Like Kane, The Magnificent Ambersons presents a personal empire tearing itself apart with hubris and resentment and demonstrates the powerlessness of humanity and all its impermanent trinkets and monuments to withstand the ravages of time, recalling the "Colossal Wreck" of Ozymandias in Percy Shelley's poem of 1818. The Magnificent Ambersons is arguably a more mature, disciplined work than its celebrated predecessor, however, taking the bold decision to centre itself around a protagonist so sour and unpleasant that he risks alienating the popcorn crowd from the get-go and capsizing the whole venture.
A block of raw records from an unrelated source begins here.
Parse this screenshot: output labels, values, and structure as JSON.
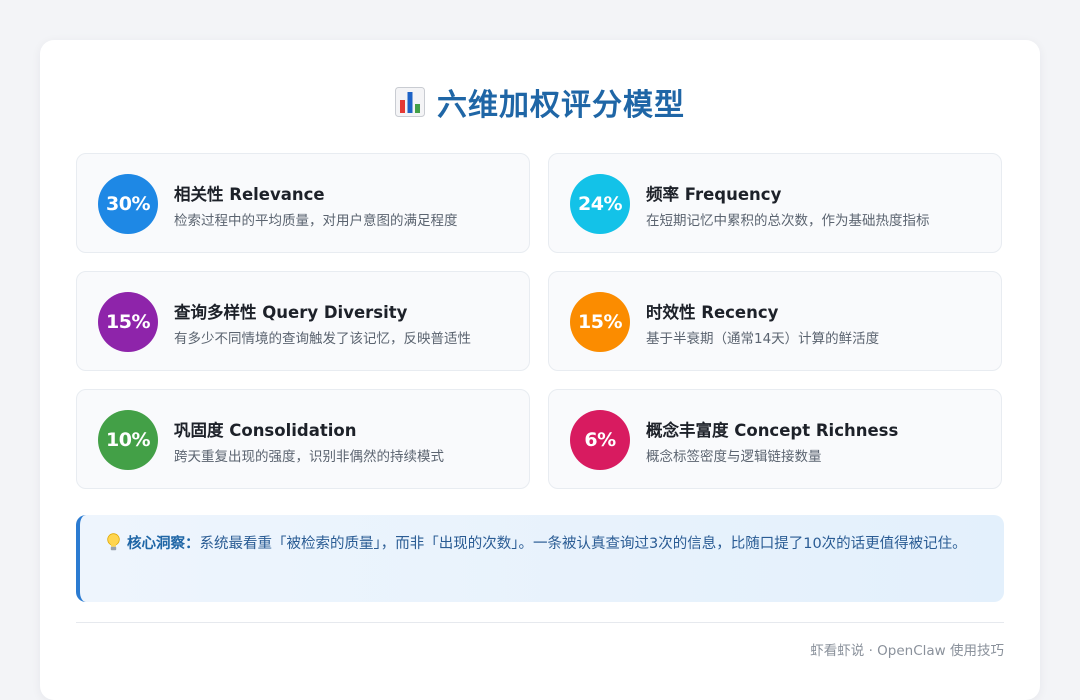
{
  "title": "六维加权评分模型",
  "title_icon": "bar-chart-icon",
  "metrics": [
    {
      "percent": "30%",
      "name": "相关性 Relevance",
      "desc": "检索过程中的平均质量，对用户意图的满足程度",
      "color": "#1e88e5"
    },
    {
      "percent": "24%",
      "name": "频率 Frequency",
      "desc": "在短期记忆中累积的总次数，作为基础热度指标",
      "color": "#13c2e8"
    },
    {
      "percent": "15%",
      "name": "查询多样性 Query Diversity",
      "desc": "有多少不同情境的查询触发了该记忆，反映普适性",
      "color": "#8e24aa"
    },
    {
      "percent": "15%",
      "name": "时效性 Recency",
      "desc": "基于半衰期（通常14天）计算的鲜活度",
      "color": "#fb8c00"
    },
    {
      "percent": "10%",
      "name": "巩固度 Consolidation",
      "desc": "跨天重复出现的强度，识别非偶然的持续模式",
      "color": "#43a047"
    },
    {
      "percent": "6%",
      "name": "概念丰富度 Concept Richness",
      "desc": "概念标签密度与逻辑链接数量",
      "color": "#d81b60"
    }
  ],
  "insight": {
    "icon": "lightbulb-icon",
    "label": "核心洞察：",
    "text": "系统最看重「被检索的质量」，而非「出现的次数」。一条被认真查询过3次的信息，比随口提了10次的话更值得被记住。"
  },
  "footer": "虾看虾说 · OpenClaw 使用技巧"
}
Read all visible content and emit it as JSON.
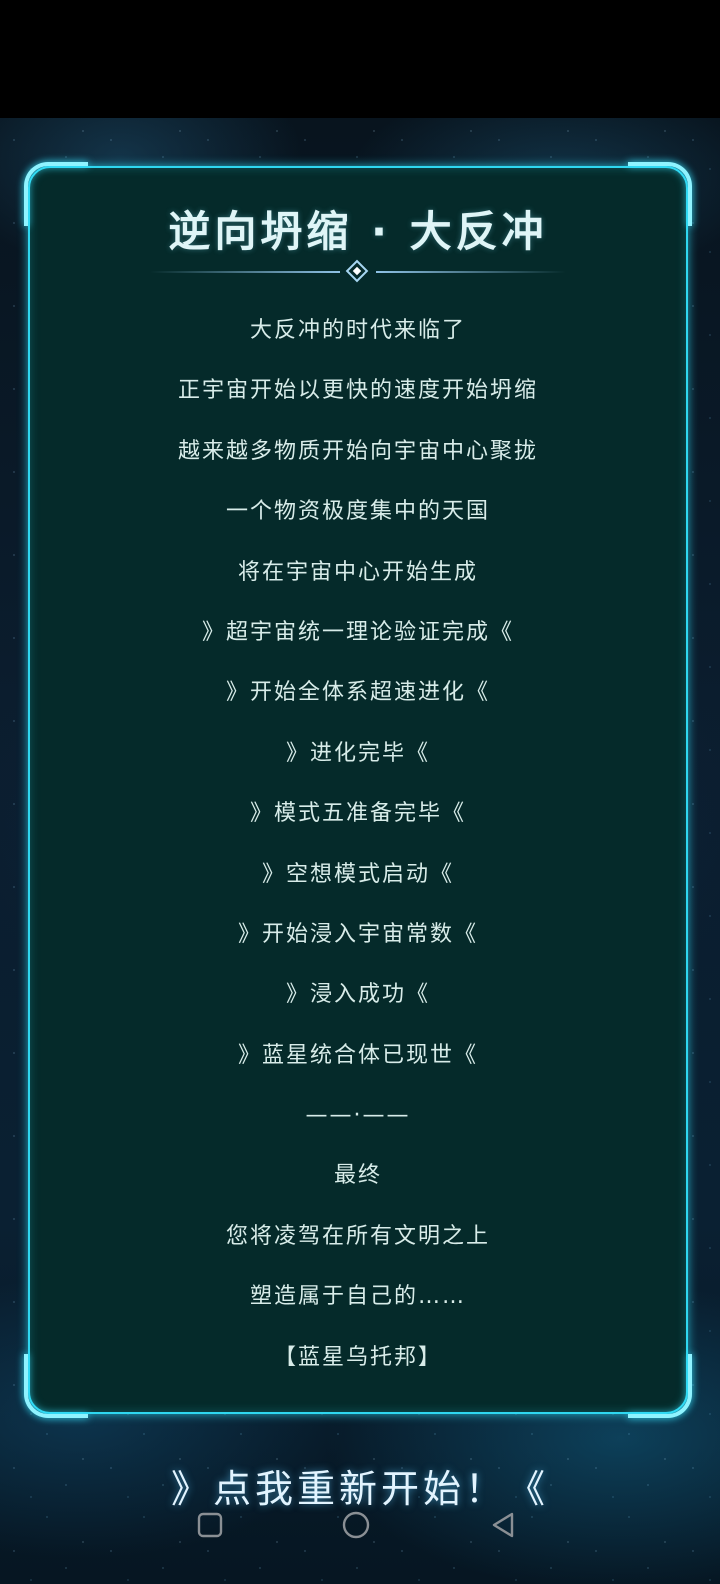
{
  "panel": {
    "title": "逆向坍缩 · 大反冲",
    "lines": [
      "大反冲的时代来临了",
      "正宇宙开始以更快的速度开始坍缩",
      "越来越多物质开始向宇宙中心聚拢",
      "一个物资极度集中的天国",
      "将在宇宙中心开始生成",
      "》超宇宙统一理论验证完成《",
      "》开始全体系超速进化《",
      "》进化完毕《",
      "》模式五准备完毕《",
      "》空想模式启动《",
      "》开始浸入宇宙常数《",
      "》浸入成功《",
      "》蓝星统合体已现世《",
      "——·——",
      "最终",
      "您将凌驾在所有文明之上",
      "塑造属于自己的……",
      "【蓝星乌托邦】"
    ]
  },
  "restart_button": {
    "label": "》点我重新开始！《"
  },
  "nav_bar": {
    "recents_icon": "square-recents-icon",
    "home_icon": "circle-home-icon",
    "back_icon": "triangle-back-icon"
  },
  "colors": {
    "panel_fill": "#052a2a",
    "panel_border": "#2fd7f0",
    "text": "#d8ece9"
  }
}
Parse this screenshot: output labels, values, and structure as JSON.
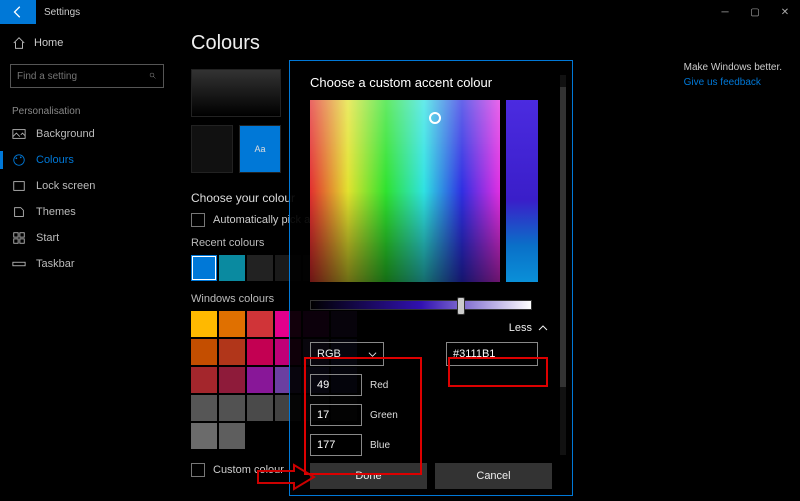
{
  "titlebar": {
    "title": "Settings"
  },
  "sidebar": {
    "home": "Home",
    "search_placeholder": "Find a setting",
    "group": "Personalisation",
    "items": [
      {
        "label": "Background"
      },
      {
        "label": "Colours"
      },
      {
        "label": "Lock screen"
      },
      {
        "label": "Themes"
      },
      {
        "label": "Start"
      },
      {
        "label": "Taskbar"
      }
    ]
  },
  "page": {
    "title": "Colours",
    "preview_aa": "Aa",
    "choose_heading": "Choose your colour",
    "auto_pick": "Automatically pick an accent colour from my background",
    "recent_label": "Recent colours",
    "recent_colours": [
      "#0078d7",
      "#0a8aa0",
      "#222222",
      "#1a1a1a",
      "#1a1a1a"
    ],
    "windows_label": "Windows colours",
    "palette": [
      "#ffb900",
      "#e07000",
      "#d03438",
      "#e3008c",
      "#9a0089",
      "#5c2e91",
      "#c44e00",
      "#b1361a",
      "#c30052",
      "#bf0077",
      "#744da9",
      "#4f4bb0",
      "#a4262c",
      "#8e1b3a",
      "#881798",
      "#6b3fa0",
      "#5a4ebc",
      "#3b3a8f",
      "#565656",
      "#525252",
      "#4a4a4a",
      "#424242",
      "#3b3b3b",
      "#2e2e2e",
      "#6b6b6b",
      "#5e5e5e"
    ],
    "custom_label": "Custom colour"
  },
  "feedback": {
    "heading": "Make Windows better.",
    "link": "Give us feedback"
  },
  "dialog": {
    "heading": "Choose a custom accent colour",
    "less": "Less",
    "mode": "RGB",
    "red": {
      "value": "49",
      "label": "Red"
    },
    "green": {
      "value": "17",
      "label": "Green"
    },
    "blue": {
      "value": "177",
      "label": "Blue"
    },
    "hex": "#3111B1",
    "done": "Done",
    "cancel": "Cancel"
  }
}
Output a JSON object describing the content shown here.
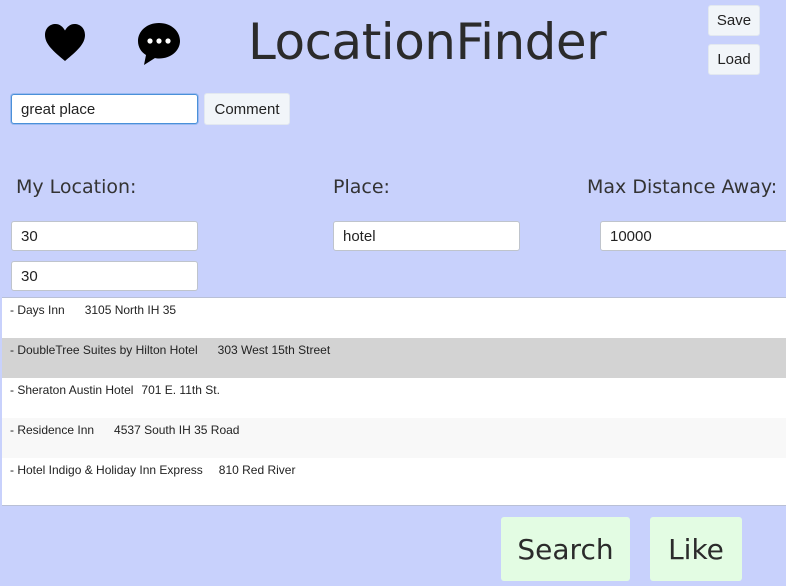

No wonder the Philistines were spooked and chose to pair Ambersons in contemporary picture houses with the loopy Lupe Vélez vehicle Mexican Spitfire Sees A Ghost (1942). In a movie full of wonder, my favourite scene has to be the magical moment in which Morgan's shivering jalopy finally breaks down in deep snow, whereupon the merry inventor cranks it up gamely and keeps everybody cheerful by starting a sing-along to 'The Man Who Broke The Bank At Monte Carlo'. Everyone except George, that is. Cotten, Costello, Moorehead and Collins give memorable performances as a quartet of sad and kindly ghosts who have been so terribly wronged by their spoilt offspring.